• [EXERCISE GOAL]
Below are some records. Repeat exactly the lines from the one containing "Parse this screenshot: output" through the final line.

• [STUDY MATERIAL]
▬▬▬

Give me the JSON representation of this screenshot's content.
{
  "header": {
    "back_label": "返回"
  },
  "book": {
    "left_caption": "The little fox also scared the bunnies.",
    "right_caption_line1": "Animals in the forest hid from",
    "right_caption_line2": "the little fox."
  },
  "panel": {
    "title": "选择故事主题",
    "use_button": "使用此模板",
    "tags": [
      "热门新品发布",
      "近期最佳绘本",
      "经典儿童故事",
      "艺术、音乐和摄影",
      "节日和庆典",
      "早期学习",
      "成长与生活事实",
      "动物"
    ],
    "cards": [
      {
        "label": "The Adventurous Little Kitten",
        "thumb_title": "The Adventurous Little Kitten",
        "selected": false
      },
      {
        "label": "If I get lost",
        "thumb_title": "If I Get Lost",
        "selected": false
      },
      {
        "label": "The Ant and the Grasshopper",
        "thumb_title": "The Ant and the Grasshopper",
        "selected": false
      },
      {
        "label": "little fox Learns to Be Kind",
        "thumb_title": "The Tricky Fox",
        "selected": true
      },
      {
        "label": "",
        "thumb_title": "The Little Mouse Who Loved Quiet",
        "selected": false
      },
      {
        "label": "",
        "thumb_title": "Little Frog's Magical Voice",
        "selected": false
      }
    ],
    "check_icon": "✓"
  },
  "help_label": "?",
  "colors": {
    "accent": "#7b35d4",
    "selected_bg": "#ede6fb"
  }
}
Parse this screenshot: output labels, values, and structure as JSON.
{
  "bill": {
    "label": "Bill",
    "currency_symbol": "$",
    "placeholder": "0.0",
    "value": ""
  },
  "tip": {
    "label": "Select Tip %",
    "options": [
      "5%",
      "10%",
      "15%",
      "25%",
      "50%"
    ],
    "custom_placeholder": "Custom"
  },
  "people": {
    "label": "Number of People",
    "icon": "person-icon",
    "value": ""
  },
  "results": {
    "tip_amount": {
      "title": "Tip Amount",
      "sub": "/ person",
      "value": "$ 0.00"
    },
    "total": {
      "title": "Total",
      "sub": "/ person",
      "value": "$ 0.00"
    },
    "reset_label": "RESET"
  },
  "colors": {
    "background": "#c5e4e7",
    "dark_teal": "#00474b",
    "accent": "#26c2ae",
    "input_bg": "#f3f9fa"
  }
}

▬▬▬

• [ANSWER TO THIS EXERCISE]
Parse this screenshot: output labels, values, and structure as JSON.
{
  "bill": {
    "label": "Bill",
    "currency_symbol": "$",
    "placeholder": "0.0",
    "value": ""
  },
  "tip": {
    "label": "Select Tip %",
    "options": [
      "5%",
      "10%",
      "15%",
      "25%",
      "50%"
    ],
    "custom_placeholder": "Custom"
  },
  "people": {
    "label": "Number of People",
    "icon": "person-icon",
    "value": ""
  },
  "results": {
    "tip_amount": {
      "title": "Tip Amount",
      "sub": "/ person",
      "value": "$ 0.00"
    },
    "total": {
      "title": "Total",
      "sub": "/ person",
      "value": "$ 0.00"
    },
    "reset_label": "RESET"
  },
  "colors": {
    "background": "#c5e4e7",
    "dark_teal": "#00474b",
    "accent": "#26c2ae",
    "input_bg": "#f3f9fa"
  }
}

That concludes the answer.